People with mental illness


  • Judicial Commission of NSW, Equality before the Law: Bench Book (2022).
    [] outlines some psychiatric disabilities (although they are not specifically considered in the context of domestic and family abuse).


  • Supreme Court of Queensland, Equal Treatment Bench Book (2nd ed, 2016).
    • Although this bench book does not discuss the relationship between domestic violence and psychiatric disabilities, the section on witnesses with psychiatric disabilities may be relevant where a person appears as a witness (eg. an alleged victim/or perpetrator of domestic violence) before the court.
    • Specifically the bench book notes (pp125-126): ‘Witnesses with psychiatric disabilities may find the court environment especially stressful. At hearings, it must be recognised that a witness with a psychiatric disability may find it difficult to concentrate and remember. There may also be communication barriers, for example, if the person is easily distracted, distressed, anxious, frightened, manic, delusional or aggressive. Certain adjustments may be necessary for witnesses with psychiatric disabilities. For example:’

      • there may be a need to repeat information;
      • it may be necessary to rephrase questions;
      • there may be a need to provide regular breaks because of short concentration spans;
      • the witness should be afforded adequate familiarisation with the court room;
      • practitioners should provide appropriate amounts of time in their estimates for trial to accommodate necessary adjustments; and
      • particularly vulnerable witnesses may benefit from the application of s 21A of the Evidence Act 1977 (Qld).


  • Judicial College of Victoria, Family Violence Bench Book (2014).
    5.2.6 notes the mental health effects of family violence. 4.1.4 notes that whether a family violence offender suffers from a mental impairment is relevant to determining whether to refuse bail.


  • Western Australia Department of Justice, Equal Justice Bench Book, Family and Domestic Violence (updated September 2022).
    Mental illness is not specifically considered in the context of domestic and family abuse; see especially ‘Impacts on women’ (13.2.2), which references the VicHealth Study referenced above and lists some of the wide-ranging effects of intimate partner violence on women’s mental health.


  • Neilson, Linda C, Domestic Violence Electronic Bench Book (National Judicial Institute, 2020).

    Chapter 21: Mental and Physical Disability comprehensively discusses mental disability, including information on enhanced risks for persons with a disability; prevalence and reporting of domestic violence in disability contexts; forms of domestic violence and court options to enhance assessment of domestic violence in disability cases. It also provides a very detailed section on process issues around domestic violence in a disability context.

    Reference is also made throughout the bench book to mental health, including:

    • ‘Domestic violence can produce scientifically verifiable mental health reactions, including post-traumatic stress, depression, anxiety and panic disorder, hypervigilance as well as a host of short- and long-term physical medical conditions’ (Section 5.2.2);
    • In relation to perpetrators and mental illness, Section 7.2.4: Mental illness rationalization discusses mental illness as a risk factor for both the victim’s and children’s safety.
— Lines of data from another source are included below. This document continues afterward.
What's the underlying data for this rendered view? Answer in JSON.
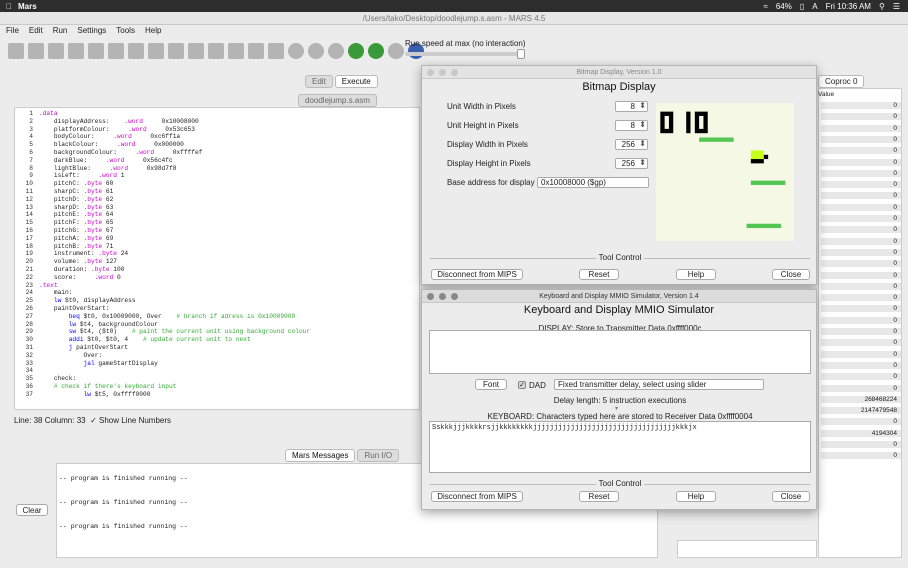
{
  "menubar": {
    "app": "Mars",
    "battery": "64%",
    "clock": "Fri 10:36 AM",
    "input_source": "A"
  },
  "window": {
    "title": "/Users/tako/Desktop/doodlejump.s.asm - MARS 4.5"
  },
  "app_menu": [
    "File",
    "Edit",
    "Run",
    "Settings",
    "Tools",
    "Help"
  ],
  "toolbar": {
    "run_speed_label": "Run speed at max (no interaction)",
    "run_speed_fraction": 1.0
  },
  "editor": {
    "tabs": [
      "Edit",
      "Execute"
    ],
    "file_tab": "doodlejump.s.asm",
    "line_numbers": [
      "1",
      "2",
      "3",
      "4",
      "5",
      "6",
      "7",
      "8",
      "9",
      "10",
      "11",
      "12",
      "13",
      "14",
      "15",
      "16",
      "17",
      "18",
      "19",
      "20",
      "21",
      "22",
      "23",
      "24",
      "25",
      "26",
      "27",
      "28",
      "29",
      "30",
      "31",
      "32",
      "33",
      "34",
      "35",
      "36",
      "37"
    ],
    "code_lines": [
      ".data",
      "    displayAddress:    .word     0x10008000",
      "    platformColour:     .word     0x53c653",
      "    bodyColour:     .word     0xc6ff1a",
      "    blackColour:     .word     0x000000",
      "    backgroundColour:     .word     0xffffef",
      "    darkBlue:     .word     0x56c4fc",
      "    lightBlue:     .word     0x98d7f8",
      "    isLeft:     .word 1",
      "    pitchC: .byte 60",
      "    sharpC: .byte 61",
      "    pitchD: .byte 62",
      "    sharpD: .byte 63",
      "    pitchE: .byte 64",
      "    pitchF: .byte 65",
      "    pitchG: .byte 67",
      "    pitchA: .byte 69",
      "    pitchB: .byte 71",
      "    instrument: .byte 24",
      "    volume: .byte 127",
      "    duration: .byte 100",
      "    score:     .word 0",
      ".text",
      "    main:",
      "    lw $t0, displayAddress",
      "    paintOverStart:",
      "        beq $t0, 0x10009000, Over    # branch if adress is 0x10009000",
      "        lw $t4, backgroundColour",
      "        sw $t4, ($t0)    # paint the current unit using background colour",
      "        addi $t0, $t0, 4    # update current unit to next",
      "        j paintOverStart",
      "            Over:",
      "            jal gameStartDisplay",
      "",
      "    check:",
      "    # check if there's keyboard input",
      "            lw $t5, 0xffff0000"
    ],
    "status": "Line: 38 Column: 33",
    "show_line_numbers_label": "Show Line Numbers"
  },
  "messages": {
    "tabs": [
      "Mars Messages",
      "Run I/O"
    ],
    "clear_label": "Clear",
    "lines": [
      "-- program is finished running --",
      "-- program is finished running --",
      "-- program is finished running --"
    ]
  },
  "registers": {
    "tab": "Coproc 0",
    "value_header": "Value",
    "values": [
      "0",
      "0",
      "0",
      "0",
      "0",
      "0",
      "0",
      "0",
      "0",
      "0",
      "0",
      "0",
      "0",
      "0",
      "0",
      "0",
      "0",
      "0",
      "0",
      "0",
      "0",
      "0",
      "0",
      "0",
      "0",
      "0",
      "268468224",
      "2147479548",
      "0",
      "4194304",
      "0",
      "0"
    ]
  },
  "bitmap": {
    "window_title": "Bitmap Display, Version 1.0",
    "heading": "Bitmap Display",
    "unit_width_label": "Unit Width in Pixels",
    "unit_width": "8",
    "unit_height_label": "Unit Height in Pixels",
    "unit_height": "8",
    "display_width_label": "Display Width in Pixels",
    "display_width": "256",
    "display_height_label": "Display Height in Pixels",
    "display_height": "256",
    "base_address_label": "Base address for display",
    "base_address": "0x10008000 ($gp)",
    "tool_control": "Tool Control",
    "disconnect": "Disconnect from MIPS",
    "reset": "Reset",
    "help": "Help",
    "close": "Close",
    "colors": {
      "background": "#f5f8e4",
      "platform": "#53c653",
      "body": "#c6ff1a",
      "black": "#000000"
    }
  },
  "keyboard": {
    "window_title": "Keyboard and Display MMIO Simulator, Version 1.4",
    "heading": "Keyboard and Display MMIO Simulator",
    "display_label": "DISPLAY: Store to Transmitter Data 0xffff000c",
    "font_label": "Font",
    "dad_label": "DAD",
    "delay_select": "Fixed transmitter delay, select using slider",
    "delay_length": "Delay length: 5 instruction executions",
    "keyboard_label": "KEYBOARD: Characters typed here are stored to Receiver Data 0xffff0004",
    "typed_text": "Sskkkjjjkkkkrsjjkkkkkkkkjjjjjjjjjjjjjjjjjjjjjjjjjjjjjjjjjjkkkjx",
    "tool_control": "Tool Control",
    "disconnect": "Disconnect from MIPS",
    "reset": "Reset",
    "help": "Help",
    "close": "Close"
  }
}
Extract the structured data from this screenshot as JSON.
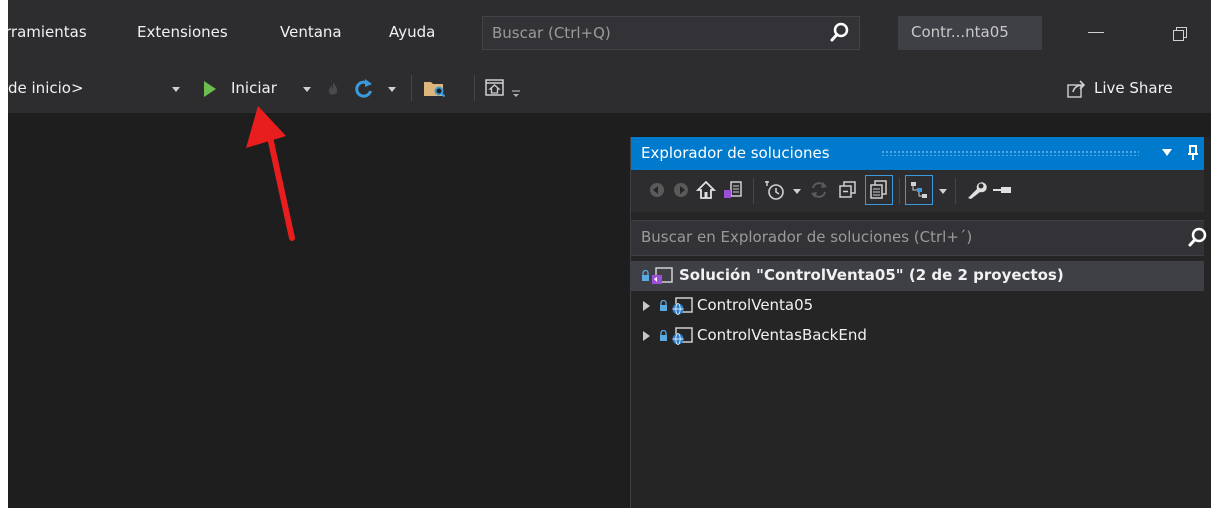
{
  "menu": {
    "items": [
      "rramientas",
      "Extensiones",
      "Ventana",
      "Ayuda"
    ],
    "search_placeholder": "Buscar (Ctrl+Q)",
    "window_title": "Contr...nta05"
  },
  "toolbar": {
    "startup_item": "de inicio>",
    "start_label": "Iniciar",
    "live_share_label": "Live Share"
  },
  "solution_explorer": {
    "title": "Explorador de soluciones",
    "search_placeholder": "Buscar en Explorador de soluciones (Ctrl+´)",
    "solution_label": "Solución \"ControlVenta05\" (2 de 2 proyectos)",
    "projects": [
      "ControlVenta05",
      "ControlVentasBackEnd"
    ]
  },
  "colors": {
    "accent": "#007acc",
    "start_green": "#6bbd4e",
    "annotation_arrow": "#e81e1e"
  }
}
However, it emphasises that mental illness should not be considered a cause of domestic violence, but rather an aggravating factor. It also cautions against the use of neuroscience research in court to explain domestic violence perpetration.